THE DOWNTOWN SHOW. Seeing Blondie featured on Gothamist's Video of the Day inspired me to finally share some notes about The Downtown Show: The New York Art Scene 1974-1984, at NYU's Grey Art Gallery and Fales Library, with a complementary exhibit at The Arnold and Sheila Aronson Galleries at the clumsily named Parsons The New School for Design.
That's right: The exhibition is in no less than three venues. And even though I have issues with the presentation and I also suspect that it doesn't necessarily display the very best (or even most representative) work from the period and place, it's worth seeing, with extra nostalgia value for anyone who feels any sort of connection with the scene.

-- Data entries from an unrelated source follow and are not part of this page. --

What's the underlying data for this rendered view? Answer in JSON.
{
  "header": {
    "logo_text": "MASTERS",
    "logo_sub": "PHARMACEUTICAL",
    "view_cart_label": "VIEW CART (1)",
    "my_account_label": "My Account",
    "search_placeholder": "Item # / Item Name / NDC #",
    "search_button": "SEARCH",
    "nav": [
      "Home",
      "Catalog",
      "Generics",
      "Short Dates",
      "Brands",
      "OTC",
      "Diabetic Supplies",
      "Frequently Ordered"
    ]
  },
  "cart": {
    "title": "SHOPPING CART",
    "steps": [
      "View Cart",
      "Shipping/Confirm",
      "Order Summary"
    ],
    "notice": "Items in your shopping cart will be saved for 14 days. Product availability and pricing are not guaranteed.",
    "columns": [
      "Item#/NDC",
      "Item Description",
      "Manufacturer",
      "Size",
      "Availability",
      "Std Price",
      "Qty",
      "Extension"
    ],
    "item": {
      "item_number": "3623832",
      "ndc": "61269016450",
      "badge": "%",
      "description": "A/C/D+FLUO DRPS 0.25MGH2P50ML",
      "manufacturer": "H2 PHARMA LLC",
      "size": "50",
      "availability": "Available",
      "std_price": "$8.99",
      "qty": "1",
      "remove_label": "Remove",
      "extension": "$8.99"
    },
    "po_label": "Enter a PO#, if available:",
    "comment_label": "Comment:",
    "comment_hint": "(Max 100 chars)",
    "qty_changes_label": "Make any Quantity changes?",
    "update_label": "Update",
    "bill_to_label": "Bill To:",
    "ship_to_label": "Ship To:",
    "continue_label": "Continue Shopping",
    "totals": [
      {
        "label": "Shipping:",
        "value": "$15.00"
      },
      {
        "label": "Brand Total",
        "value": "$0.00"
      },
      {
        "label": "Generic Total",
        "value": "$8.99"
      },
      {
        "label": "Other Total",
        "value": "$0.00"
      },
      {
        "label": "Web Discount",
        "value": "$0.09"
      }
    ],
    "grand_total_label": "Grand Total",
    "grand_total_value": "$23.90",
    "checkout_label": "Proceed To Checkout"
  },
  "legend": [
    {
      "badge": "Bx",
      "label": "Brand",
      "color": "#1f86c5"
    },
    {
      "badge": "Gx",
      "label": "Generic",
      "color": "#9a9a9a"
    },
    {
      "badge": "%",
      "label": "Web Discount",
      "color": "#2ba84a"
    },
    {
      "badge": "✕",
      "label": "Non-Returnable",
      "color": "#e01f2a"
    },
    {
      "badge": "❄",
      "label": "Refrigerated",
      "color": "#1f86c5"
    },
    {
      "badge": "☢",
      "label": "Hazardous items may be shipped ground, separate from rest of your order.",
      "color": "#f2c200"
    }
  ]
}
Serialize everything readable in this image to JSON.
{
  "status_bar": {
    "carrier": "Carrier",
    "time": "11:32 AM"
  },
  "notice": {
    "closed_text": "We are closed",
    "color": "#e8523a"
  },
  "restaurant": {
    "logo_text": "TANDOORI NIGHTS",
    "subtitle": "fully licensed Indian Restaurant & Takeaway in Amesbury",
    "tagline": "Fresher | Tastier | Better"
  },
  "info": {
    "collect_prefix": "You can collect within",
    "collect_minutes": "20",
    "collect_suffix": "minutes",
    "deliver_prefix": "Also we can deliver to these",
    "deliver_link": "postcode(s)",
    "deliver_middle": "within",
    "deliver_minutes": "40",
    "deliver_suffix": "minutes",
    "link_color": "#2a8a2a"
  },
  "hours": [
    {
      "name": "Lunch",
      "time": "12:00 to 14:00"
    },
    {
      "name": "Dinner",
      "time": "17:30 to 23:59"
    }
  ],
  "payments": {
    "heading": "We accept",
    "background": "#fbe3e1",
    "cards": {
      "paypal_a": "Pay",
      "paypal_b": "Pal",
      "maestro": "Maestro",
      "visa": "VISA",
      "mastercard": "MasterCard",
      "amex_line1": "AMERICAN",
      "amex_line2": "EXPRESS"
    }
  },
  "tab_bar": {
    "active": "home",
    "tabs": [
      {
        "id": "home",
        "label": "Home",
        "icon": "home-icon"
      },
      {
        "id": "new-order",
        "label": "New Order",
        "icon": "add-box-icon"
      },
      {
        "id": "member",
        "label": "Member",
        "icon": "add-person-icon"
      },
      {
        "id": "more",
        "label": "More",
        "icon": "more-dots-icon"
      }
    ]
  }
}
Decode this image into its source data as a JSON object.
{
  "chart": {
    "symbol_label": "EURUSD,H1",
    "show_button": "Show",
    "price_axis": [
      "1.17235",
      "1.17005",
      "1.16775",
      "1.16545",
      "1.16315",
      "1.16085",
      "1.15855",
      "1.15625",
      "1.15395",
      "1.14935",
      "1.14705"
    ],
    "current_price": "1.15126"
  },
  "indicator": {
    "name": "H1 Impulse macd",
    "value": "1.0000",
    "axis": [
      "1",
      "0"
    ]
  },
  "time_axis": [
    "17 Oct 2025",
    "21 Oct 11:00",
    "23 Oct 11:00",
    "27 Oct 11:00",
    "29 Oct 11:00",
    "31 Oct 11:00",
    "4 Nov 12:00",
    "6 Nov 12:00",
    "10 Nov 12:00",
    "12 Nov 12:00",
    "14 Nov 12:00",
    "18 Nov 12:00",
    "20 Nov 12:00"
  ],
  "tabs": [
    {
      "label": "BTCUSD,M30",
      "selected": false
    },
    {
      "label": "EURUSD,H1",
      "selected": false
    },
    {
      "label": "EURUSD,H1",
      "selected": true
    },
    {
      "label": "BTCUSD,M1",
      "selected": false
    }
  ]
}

I mean, I'm not sure I could be described as even being on the fringe of the fringe, but I still have fond memories of "discovering" the constantly changing yet somehow enduring Rocks in Your Head when it was a record store/ice cream parlor (where Laurie Anderson records were readily available and I caught my first glimpse of Ed Wood's Glen or Glenda on video), the nearby postcard store (a postcard was a very cool way to communicate and decorate in the days before email), Canal Jeans (when it was a place to get cool used clothing), that time a bunch of us uncoolly shouted out Jim Carroll's name in the direction of a guy who looked like him (and might, in fact, have been him), and, miles and miles away, seeing a screening of Blank Generation that drove people crazy because its silent footage of Talking Heads, Wayne County, and other downtown music luminaries wasn't synched with their music. (I shared a lot of those experiences with The Other David. To use the cool parlance of the day: Thanks, man!)
Blank Generation, which is part of the exhibit at the Grey Art Gallery, was screened in one of those video boxes that is so close to other video boxes that the sounds from each clash. Yeah, maybe that's even more punk than Blank Generation alone, but...it was driving me crazy!
We interrupt this blog entry for a short and low-quality but still intense clip of Richard Hell and the Voidoids performing "Blank Generation."
We now return to the entry-in-progress.
Elsewhere at Grey I enjoyed the photos of Adam Purple's The Garden of Eden (perhaps you too have seen Adam Purple around town) and a lot of the stuff in the basement, including antique footage of Madonna singing "Like A Virgin" and David Van Tieghem drumming up and down the streets in Ear to the Ground (something else I think I managed to see in the olden days). Tseng Kwong Chi's Self-Portrait with World Trade Center (1980) is a standout, as is this Cindy Sherman photo. I love how Sherman incorporates and (to use the parlance of the approximate day) reinvents a New York City setting. (It is the main branch of the public library, isn't it?)
Piece for piece, I liked the exhibit at the Fales Library the most. It's located in NYU's Bobst Library, where (coincidentally) the Philip Johnson design evokes memories of the Escher drawings that enjoyed a resurgence during the period covered in the exhibition. At the entrance is a bunch of signage (with piped-in period music) that captures a lot of the graphic sensibility of those times. As The Other David put it, those were the days when most folks had access to photocopying machines (and, I note, typewriters) but not computer printers. A graphic style that I think was under-represented at the exhibit was the newspaper cut-and-paste approach that resembled notes made by kidnappers; another was the retro-look that soon became mainstream. Also at Fales is the Body Politics section, which shows a sample of what William Wegman was doing before he became famous for his dog pictures and also includes photos by Robert Mapplethorpe and Arnie Zane, who, dammit, were to become victims of the incipient AIDS plague.
The small Parsons exhibit includes some comix and examples of fashion. The emphasis (such at it is at a small display) is on designer fashion, though so much of the style of the period consisted of torn T-shirts and jeans, an extreme alternative to the expensive primping associated with disco culture.